◆ **Exercise**
Below are records. Find each line in them that holds the word "title" and copy it.

** Opening Supplied data block **

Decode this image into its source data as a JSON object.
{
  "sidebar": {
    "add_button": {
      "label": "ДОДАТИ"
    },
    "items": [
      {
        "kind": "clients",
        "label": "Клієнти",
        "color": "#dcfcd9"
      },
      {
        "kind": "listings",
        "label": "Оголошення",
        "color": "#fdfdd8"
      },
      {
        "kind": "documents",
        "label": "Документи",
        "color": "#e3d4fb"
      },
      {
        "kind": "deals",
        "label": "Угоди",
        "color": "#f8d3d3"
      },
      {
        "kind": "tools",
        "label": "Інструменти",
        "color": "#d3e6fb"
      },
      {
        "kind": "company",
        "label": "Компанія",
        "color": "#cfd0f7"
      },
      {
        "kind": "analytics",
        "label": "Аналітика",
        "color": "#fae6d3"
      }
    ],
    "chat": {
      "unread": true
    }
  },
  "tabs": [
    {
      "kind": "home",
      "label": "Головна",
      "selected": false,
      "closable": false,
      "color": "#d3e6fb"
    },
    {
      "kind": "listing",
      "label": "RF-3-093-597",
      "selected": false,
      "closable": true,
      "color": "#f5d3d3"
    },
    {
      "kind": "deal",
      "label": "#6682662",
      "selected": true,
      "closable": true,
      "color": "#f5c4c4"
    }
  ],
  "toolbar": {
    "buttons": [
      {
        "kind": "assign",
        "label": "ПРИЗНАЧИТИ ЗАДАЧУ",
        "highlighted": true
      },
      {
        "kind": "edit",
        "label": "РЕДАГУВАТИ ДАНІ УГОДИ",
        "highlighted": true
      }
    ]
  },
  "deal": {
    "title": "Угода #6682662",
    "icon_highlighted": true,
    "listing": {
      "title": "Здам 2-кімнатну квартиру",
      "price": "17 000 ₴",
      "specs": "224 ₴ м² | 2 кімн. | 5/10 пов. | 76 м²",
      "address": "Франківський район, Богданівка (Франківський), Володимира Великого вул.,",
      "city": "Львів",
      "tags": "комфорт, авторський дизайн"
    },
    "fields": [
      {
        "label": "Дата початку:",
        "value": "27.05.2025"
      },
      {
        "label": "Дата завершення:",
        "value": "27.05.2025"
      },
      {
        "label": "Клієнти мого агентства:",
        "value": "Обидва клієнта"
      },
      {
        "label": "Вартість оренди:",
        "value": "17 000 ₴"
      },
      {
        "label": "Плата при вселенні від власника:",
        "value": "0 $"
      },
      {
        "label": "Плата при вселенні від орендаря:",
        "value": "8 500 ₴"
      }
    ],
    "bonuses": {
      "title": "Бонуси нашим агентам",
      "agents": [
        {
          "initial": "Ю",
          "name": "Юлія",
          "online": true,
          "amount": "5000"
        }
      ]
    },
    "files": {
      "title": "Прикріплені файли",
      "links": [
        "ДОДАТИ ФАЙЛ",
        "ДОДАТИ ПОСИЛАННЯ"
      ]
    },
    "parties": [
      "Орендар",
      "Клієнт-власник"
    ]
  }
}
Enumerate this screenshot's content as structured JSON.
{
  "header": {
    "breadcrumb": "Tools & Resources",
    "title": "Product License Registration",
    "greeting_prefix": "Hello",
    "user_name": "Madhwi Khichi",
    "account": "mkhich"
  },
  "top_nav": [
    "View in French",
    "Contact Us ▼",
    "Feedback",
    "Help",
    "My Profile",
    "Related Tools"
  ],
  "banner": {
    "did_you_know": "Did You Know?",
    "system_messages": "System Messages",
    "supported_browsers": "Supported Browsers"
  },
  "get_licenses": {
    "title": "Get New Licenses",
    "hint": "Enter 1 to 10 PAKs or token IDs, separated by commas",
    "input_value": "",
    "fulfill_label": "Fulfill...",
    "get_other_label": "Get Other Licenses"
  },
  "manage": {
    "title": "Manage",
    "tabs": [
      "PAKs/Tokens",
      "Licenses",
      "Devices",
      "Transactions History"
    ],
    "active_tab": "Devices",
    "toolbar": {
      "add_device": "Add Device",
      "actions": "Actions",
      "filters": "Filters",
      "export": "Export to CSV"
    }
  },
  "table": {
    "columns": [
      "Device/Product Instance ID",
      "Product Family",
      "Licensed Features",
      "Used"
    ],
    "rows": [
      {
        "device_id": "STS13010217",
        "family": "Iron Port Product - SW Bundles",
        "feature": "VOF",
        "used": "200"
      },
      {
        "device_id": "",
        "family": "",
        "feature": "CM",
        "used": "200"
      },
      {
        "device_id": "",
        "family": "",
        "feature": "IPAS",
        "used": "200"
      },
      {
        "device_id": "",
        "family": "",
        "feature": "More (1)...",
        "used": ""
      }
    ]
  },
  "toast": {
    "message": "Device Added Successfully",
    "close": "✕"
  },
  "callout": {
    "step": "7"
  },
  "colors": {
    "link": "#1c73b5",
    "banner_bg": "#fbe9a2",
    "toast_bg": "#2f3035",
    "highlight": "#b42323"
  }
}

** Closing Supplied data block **

◆ **Task output**
    "title": "Угода #6682662",
      "title": "Здам 2-кімнатну квартиру",
      "title": "Бонуси нашим агентам",
      "title": "Прикріплені файли",
    "title": "Product License Registration",
    "title": "Get New Licenses",
    "title": "Manage",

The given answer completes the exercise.